This report develops a comprehensive economic optimization model for evaluating the economic feasibility of active solar energy systems to provide service hot water and combined space heating/service hot water in commercial buildings. The model is demonstrated in a number of case studies for office buildings and retail stores. Data and assumptions for use in the model are compiled for the selected case studies. Using these data, the model is applied to estimate present value net savings (or net losses) of the solar energy systems over a 20-year life cycle. Break-even values for hot water loads, solar energy system costs, and current and future energy prices are also calculated to determine the minimum conditions under which the solar energy systems become cost effective for the selected buildings. Economic optimization paths which show the optimal solar collector areas and the corresponding present value of net savings (or net losses) associated with a range of hot water loads are developed in the case studies. Sensitivity analysis is conducted for key variables. The relationship between total life-cycle costs and the solar fraction is tested for selected cities to demonstrate how net savings (net losses) change as the solar fraction is increased. In its approach, this report is of interest to solar analysts; in its results, to the solar policy, research, and building communities.

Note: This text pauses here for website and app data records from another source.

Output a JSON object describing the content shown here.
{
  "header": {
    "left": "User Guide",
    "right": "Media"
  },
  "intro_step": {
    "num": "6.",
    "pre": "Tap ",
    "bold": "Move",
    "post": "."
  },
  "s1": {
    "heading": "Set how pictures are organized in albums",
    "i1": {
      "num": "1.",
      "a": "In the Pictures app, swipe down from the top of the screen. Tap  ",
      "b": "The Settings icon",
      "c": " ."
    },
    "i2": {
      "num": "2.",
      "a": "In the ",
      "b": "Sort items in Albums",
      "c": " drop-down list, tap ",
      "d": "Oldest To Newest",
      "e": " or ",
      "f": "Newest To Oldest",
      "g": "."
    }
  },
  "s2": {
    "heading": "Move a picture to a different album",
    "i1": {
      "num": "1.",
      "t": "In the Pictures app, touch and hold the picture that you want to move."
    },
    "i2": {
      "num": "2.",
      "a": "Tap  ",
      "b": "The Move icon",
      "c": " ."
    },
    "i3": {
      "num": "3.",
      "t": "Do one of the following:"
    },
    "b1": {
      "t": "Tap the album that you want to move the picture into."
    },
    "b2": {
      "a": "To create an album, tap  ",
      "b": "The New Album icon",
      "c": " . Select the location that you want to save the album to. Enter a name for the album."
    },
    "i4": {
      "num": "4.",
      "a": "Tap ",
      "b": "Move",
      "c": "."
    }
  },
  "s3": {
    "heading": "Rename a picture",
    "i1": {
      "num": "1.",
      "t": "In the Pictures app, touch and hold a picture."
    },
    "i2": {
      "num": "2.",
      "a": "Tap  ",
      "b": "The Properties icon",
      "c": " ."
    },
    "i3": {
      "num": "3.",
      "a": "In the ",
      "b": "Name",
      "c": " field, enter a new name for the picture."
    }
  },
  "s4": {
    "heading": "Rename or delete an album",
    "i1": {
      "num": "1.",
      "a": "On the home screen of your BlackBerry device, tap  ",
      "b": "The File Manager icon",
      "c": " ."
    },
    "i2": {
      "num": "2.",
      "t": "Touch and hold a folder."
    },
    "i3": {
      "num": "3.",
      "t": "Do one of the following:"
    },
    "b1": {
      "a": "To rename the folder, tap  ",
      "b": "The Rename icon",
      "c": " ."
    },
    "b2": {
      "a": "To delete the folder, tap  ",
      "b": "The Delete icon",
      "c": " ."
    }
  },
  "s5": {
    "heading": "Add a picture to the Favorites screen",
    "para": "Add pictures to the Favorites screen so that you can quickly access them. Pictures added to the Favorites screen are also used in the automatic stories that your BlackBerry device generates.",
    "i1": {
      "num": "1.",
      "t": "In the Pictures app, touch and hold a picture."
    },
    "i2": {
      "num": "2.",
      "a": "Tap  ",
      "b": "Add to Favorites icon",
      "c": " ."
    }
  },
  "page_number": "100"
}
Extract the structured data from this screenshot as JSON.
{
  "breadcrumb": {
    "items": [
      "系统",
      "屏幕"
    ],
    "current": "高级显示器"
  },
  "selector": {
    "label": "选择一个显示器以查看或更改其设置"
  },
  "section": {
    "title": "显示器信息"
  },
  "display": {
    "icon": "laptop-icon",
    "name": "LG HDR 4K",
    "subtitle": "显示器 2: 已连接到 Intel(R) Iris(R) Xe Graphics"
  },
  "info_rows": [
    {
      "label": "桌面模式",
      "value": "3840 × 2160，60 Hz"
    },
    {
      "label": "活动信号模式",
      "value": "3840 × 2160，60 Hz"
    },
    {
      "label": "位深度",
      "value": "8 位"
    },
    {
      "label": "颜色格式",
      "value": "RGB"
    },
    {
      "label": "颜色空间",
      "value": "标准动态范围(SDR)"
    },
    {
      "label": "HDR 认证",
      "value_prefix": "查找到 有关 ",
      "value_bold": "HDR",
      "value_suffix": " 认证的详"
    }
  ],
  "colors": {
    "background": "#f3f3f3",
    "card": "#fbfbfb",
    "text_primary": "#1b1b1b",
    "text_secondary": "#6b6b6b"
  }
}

Ruegg, R. T.,
Sav, G. T.,
Powell, J. W.,
& Pierce, E. T.
(1982). Economic Evaluation of Solar Energy Systems in Commercial Buildings: Methodology and Case Studies. .